America's urban barbecue boom is often driven by entrepreneurs looking to emulate regional icons they see on TV—typically Memphis pulled pork and Texas brisket. But in Chicago, the trend for newcomers to look outward ignores the rich smoked-meat tradition in their very own backyard.
A true regional style develops out of local conditions. Chicago’s indigenous South Side, African-American barbecue style may not be a major one next to Memphis or Texas, but it’s real all the same, with its own distinctive story.
It started, like Chicago blues, with migrants from the Mississippi Delta after World War II. A group of brothers from Indianola, Mississippi named Collins opened grocery stores and prepared takeout barbecue on weekends, which grew into actual barbecue stands. They cooked pork because that’s what they’d cooked at home, and the Chicago stockyards had plenty of it; they cooked spareribs and even rib tips, the scrap piece filled with cartilage, which the stockyards gave away for free.
And because Chicago was a town full of Eastern Europeans, pitmasters had access to another scrap meat—sausage.

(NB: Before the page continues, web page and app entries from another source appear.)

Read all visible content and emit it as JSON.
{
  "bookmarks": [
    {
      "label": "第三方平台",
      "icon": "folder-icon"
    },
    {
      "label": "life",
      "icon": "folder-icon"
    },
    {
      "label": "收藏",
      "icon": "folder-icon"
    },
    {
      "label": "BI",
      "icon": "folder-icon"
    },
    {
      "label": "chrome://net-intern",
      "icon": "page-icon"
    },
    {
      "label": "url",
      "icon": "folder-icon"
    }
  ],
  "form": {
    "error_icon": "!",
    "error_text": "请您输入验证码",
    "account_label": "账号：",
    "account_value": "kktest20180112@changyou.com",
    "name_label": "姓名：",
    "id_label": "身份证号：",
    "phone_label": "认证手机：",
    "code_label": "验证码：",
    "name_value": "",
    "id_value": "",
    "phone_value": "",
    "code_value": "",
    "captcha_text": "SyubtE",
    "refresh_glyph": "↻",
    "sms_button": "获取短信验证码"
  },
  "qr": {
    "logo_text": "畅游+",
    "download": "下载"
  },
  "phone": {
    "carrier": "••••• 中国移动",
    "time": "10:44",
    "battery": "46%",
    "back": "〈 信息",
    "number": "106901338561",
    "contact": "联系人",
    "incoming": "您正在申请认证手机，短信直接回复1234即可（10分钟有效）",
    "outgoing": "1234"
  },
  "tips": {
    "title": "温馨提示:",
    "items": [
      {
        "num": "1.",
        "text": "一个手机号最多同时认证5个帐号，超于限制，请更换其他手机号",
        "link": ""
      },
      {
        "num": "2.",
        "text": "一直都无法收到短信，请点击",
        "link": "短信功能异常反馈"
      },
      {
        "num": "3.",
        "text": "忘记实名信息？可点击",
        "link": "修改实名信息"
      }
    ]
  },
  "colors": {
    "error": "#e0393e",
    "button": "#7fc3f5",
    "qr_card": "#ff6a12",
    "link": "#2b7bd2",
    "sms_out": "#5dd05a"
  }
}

Ribs, rib tips, and hot links remain the holy smoke trinity, cooked relatively quickly (for barbecue) over a roaring hickory pit to a point definitely chewier than “fall off the bone.”
Which leads to the other distinctive sign of Chicago barbecue—the steel and glass pit, often called an “aquarium smoker.” In the 1950s, the health department wasn’t fond of grimy brick pits that were common down south, so a local metal fabricator devised a pit that could be taken apart and hosed down. It was the Collins brothers who noticed that it also made a great display case in your stand’s front window.
In the 1950s and 1960s, independent barbecue businesses became symbols of black economic empowerment, and their owners became important local backers of the civil rights struggle, supporting Martin Luther King’s protests in Chicago, and breaking down barriers by getting black-owned products (like Argia B. Collins’ Mumbo Sauce) into white-owned grocery chains.
South Side Chicago stands differ from the roadside joints you see in Texas or the Carolinas—they’re take-out only, which usually requires you to dine on the trunk of your car—but chat up the folks in line at Lem’s or Honey 1 and you’ll find a vibrant kinship of barbecue.
From caramel cake to hickory-smoked ribs, here’s what to look for in Chicago’s barbecue scene.